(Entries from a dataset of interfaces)
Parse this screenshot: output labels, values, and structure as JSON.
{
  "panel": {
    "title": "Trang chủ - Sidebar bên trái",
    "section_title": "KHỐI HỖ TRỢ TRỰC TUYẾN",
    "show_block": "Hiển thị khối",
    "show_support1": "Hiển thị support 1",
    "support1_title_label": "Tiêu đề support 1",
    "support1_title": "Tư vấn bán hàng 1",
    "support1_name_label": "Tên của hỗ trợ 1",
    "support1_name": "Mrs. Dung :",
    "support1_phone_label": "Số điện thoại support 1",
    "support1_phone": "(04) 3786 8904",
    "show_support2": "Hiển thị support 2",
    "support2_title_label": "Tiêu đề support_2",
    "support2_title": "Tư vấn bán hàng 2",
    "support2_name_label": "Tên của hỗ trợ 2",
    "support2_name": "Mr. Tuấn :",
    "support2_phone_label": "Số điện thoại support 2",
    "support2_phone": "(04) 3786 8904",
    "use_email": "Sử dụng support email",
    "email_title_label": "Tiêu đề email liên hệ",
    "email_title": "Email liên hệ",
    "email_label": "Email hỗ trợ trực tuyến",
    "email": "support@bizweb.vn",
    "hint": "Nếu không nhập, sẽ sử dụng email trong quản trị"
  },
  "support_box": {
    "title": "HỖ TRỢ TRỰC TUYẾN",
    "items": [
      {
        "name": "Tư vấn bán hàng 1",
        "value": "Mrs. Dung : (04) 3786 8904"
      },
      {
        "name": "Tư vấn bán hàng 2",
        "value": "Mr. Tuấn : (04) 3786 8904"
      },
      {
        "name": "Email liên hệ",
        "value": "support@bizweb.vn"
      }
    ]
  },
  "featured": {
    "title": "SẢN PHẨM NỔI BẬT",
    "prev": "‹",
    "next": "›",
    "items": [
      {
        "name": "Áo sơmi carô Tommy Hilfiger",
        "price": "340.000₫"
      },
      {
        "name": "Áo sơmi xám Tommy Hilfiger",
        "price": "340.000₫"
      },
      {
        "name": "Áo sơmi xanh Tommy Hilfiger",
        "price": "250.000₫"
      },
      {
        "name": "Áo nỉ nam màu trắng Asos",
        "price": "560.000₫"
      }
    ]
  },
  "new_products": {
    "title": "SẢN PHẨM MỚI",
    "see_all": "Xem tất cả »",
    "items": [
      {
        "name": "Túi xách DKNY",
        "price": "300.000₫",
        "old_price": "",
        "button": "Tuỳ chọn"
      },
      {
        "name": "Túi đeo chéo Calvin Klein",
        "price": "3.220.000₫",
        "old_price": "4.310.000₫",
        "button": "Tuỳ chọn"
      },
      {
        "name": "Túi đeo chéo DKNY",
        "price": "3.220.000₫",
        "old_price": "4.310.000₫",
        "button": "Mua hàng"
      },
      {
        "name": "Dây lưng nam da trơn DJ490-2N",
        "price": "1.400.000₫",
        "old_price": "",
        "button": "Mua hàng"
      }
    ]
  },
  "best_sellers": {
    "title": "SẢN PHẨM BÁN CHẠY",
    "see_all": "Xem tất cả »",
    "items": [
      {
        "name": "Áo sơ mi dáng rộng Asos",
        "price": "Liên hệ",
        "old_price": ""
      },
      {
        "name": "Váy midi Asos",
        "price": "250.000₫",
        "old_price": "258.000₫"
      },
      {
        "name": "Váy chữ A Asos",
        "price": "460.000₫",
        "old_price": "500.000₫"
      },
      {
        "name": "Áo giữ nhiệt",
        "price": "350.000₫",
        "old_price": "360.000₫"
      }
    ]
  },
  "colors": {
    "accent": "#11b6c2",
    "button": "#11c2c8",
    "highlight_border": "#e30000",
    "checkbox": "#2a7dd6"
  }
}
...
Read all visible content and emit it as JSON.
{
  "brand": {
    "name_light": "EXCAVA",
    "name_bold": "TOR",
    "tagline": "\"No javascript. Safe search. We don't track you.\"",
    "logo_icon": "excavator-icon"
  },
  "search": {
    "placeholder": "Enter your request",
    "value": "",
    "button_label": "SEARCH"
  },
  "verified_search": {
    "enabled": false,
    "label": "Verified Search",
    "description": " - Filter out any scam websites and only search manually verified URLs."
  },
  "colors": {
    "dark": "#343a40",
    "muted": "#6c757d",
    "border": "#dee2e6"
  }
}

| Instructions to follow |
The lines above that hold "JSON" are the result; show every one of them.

| Solution |
Parse this screenshot: output labels, values, and structure as JSON.
Read all visible content and emit it as JSON.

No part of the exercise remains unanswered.